We were inspired to create this book as Lupe and Margarita grew up crossing the border between Juarez and El Paso. This metropolis was always bilingual, biliterate, and bicultural. We loved this life and wish all children could have these rich experiences. Shawn grew up in a multilingual neighborhood and developed a deep-seated desire to be bilingual. When he traveled, learned Spanish and worked on Japanese and other languages, he realized that language was the great equalizer. If you could converse with someone, you could know them.
Their book very clearly emphasizes these benefits as it is in Spanish and in English. Each chapter deals with how to teach academic language, oracy, reading comprehension, and academic writing in Spanish and in English. It also describes how to incorporate social emotional strategies that dual language students need to succeed in everyday life in school and community, to develop resiliency, and models that learning isn't a monolingual activity. In fact, it illustrates how multilingualism opens the brain to seeing other cultures, feelings, expressions and ways of doing things.

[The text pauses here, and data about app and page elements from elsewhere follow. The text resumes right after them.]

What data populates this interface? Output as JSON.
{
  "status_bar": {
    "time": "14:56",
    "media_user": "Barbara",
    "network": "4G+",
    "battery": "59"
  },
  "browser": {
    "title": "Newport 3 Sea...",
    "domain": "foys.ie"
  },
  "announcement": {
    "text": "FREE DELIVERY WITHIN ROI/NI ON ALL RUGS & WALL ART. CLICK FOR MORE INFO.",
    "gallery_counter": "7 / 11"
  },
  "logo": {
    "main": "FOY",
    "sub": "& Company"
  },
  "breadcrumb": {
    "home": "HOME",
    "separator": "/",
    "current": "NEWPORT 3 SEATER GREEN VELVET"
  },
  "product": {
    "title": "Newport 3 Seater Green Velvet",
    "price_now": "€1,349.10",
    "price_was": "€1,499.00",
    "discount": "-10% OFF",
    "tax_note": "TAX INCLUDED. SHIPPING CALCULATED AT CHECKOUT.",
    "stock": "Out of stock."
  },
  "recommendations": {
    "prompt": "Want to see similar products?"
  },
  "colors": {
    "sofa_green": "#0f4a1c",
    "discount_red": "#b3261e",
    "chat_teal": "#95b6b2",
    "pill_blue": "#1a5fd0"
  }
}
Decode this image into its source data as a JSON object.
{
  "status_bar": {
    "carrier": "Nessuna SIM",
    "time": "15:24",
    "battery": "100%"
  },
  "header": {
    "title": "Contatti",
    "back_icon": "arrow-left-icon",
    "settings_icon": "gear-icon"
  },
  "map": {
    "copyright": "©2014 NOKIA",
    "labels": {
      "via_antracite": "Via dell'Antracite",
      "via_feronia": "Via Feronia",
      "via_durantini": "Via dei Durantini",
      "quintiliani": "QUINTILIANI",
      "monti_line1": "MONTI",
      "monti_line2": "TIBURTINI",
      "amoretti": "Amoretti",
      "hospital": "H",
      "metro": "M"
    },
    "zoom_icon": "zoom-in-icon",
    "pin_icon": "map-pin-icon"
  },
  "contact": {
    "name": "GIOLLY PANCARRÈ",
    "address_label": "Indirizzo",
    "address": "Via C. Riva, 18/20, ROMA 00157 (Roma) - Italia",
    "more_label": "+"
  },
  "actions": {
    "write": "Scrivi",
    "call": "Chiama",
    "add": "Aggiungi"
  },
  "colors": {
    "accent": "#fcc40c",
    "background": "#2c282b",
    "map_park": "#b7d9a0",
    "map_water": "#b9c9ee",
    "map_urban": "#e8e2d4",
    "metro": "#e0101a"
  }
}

They hope that readers take a way a sense of how to organize and deliver evidence-based instructional practices in two languages. The book contains many examples for teaching academic language, basic reading, reading comprehension, and different types of writing, revising, and editing.
The U.S. business sector will prevail in the global economy with a larger cohort of bilingual/multilingual professionals. Multilingual students who have been left out of prime opportunities will finally have a chance to show their talents and bicultural/bilingual innate abilities. By 2045, statistics predict that English will be the subordinate language in the US. It is finally time for the US to embrace its multicultural/multilingual roots and educate our children so that they can seamlessly interact with the rest of the multilingual world.
We believe this book will change the trajectory of the path to be bilingual, and greatly inspire many more to have a fully integrated bilingual education. Be on the look out for the launch of their book-coming to you very soon!